Davvero gradevole e interessante quest'opera di "divulgazione filosofica" . L'autore espone alcuni concetti findamentali del pensiero di Socrate, Epicuro, Seneca, Montaigne, Schopenauer e Nietzsche con spiccatta attinenza all'uso che ciascune di noi può farne per migliorare la nostra vita. A mio parere i capitoli più riusciti sono quelli su Seneca e Nietzsche mentre quello su Mointagne è parecchio prolisso e ripetitivo. Come ha già notato un altro utente una nota veramente negativa è l'assenza di riferimento bibliografico ogni volta che vengono citate parole degli autori. Per questo metterò una stellina in meno....Continua
A practical book on how the philosophy of six different thinkers (Socrates, Epicurus, Seneca, Montaigne, Schopenhauer and Nietzsche) can console us from what is ailing us in different realms of everyday life: holding opinions that run against the majority, struggling to be happy, avoiding frustration, learning to live with our own personal faults, love problems, and the endeavor for self-improvement and overcoming difficulties. All in all, this volume makes an excellent gift for any young person who is starting to become aware of his/her surroundings and is also starting to deal with these very same issues.
On a side-note, plenty of people would characterize this book as "self-help" and would write a few derisive comments about it. Sure, it does not provide a profound, in-depth analysis of the thought of the six philosophers that are covered. And what? That was never the objective of the book. I am convinced there is something to say in favor of people who, like Alain de Botton, manage to look at the great work of thinkers and authors and connect it to our own lives....Continua
De Botton on the philosophies and lives of Socrates, Epicures, Seneca, Montaigne, Schopenhauer, Nietsche. He does not just describe these six (and a few more), but reflects (yes, Epicurus) their thinking in his own life. Very candid at times and hence more memorable. Well written....Continua
A thought provoking book by citing the stories of six great philosophers.
Consolation of Unpopulalrity, on Socrates, provides a good case study of critical thinking.
The second section, Consolation for Not Having Enough Money, is real inspiring when Epicurus said "the desire for riches should perhaps not always be understood as a simple hunger for a luxurious life, a more important motive might be the wish to be appreciated and treated nicely." This is the same insight as provided by "Wellbeing" of Tom Rath!
The next one, Consolation of Frustration, cites Seneca who proposed one main cause of frustration: mismatch of reality and expectation. It reminds me another book "the five things we cannot change"
However, the next two, consolation of inadequacy and a broken heart, on Montaigne and Schopenhauer respectively, are rather boring.

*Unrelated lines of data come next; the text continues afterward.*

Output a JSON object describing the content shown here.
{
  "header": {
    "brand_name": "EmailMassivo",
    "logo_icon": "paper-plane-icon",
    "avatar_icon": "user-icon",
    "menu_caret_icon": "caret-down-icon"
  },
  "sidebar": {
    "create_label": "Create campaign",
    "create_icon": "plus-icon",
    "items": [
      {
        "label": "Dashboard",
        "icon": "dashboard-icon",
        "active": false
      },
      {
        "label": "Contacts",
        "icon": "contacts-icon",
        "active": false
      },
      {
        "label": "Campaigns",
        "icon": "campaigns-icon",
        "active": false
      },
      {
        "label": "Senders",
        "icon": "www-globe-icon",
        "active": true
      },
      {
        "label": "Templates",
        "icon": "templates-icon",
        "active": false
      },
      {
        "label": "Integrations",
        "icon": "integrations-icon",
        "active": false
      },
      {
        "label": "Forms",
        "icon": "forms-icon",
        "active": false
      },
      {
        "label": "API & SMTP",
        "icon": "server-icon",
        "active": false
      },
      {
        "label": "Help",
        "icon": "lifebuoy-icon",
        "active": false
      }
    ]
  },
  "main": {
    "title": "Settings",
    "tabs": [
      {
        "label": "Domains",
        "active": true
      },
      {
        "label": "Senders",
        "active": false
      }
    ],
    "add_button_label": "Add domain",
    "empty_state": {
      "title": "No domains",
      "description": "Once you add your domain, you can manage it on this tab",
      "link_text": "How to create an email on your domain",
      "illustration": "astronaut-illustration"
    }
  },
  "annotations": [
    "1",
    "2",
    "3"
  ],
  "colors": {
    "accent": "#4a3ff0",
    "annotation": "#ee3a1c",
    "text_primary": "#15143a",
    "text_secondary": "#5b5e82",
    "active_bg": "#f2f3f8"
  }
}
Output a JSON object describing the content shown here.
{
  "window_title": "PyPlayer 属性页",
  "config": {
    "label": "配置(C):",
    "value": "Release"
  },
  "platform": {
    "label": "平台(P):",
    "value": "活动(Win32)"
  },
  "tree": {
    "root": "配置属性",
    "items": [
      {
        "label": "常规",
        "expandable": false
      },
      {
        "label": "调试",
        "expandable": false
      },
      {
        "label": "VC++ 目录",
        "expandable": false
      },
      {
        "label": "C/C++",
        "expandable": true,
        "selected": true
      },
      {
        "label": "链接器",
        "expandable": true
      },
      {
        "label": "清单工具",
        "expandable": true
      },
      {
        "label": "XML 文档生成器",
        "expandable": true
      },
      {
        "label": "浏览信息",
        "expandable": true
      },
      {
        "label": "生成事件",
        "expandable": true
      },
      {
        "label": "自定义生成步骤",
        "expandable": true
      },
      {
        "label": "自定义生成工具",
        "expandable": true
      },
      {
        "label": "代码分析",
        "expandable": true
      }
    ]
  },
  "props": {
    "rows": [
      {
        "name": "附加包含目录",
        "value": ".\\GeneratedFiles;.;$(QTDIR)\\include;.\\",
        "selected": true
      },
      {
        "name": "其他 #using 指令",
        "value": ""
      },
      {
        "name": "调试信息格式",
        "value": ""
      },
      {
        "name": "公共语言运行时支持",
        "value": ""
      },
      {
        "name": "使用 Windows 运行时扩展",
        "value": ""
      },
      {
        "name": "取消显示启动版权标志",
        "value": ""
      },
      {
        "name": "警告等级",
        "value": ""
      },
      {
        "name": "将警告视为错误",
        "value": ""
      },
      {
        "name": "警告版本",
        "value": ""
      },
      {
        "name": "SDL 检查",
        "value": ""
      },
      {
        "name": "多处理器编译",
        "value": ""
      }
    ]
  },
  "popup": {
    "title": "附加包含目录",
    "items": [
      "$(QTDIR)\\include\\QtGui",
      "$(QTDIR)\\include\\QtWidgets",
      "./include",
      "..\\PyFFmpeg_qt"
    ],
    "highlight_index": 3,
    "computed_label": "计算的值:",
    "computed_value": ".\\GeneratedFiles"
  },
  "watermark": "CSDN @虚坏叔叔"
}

The last one, consolation of difficulties on Nietzsche, is quite insightful. It states that the sources of our greatest jous lying awkwardly close to those of our greatest pains. Just like you have to endure when you have to climb up the summit. Or to use the word of Montaigne, the art of living lies in finding uses for our adversities....Continua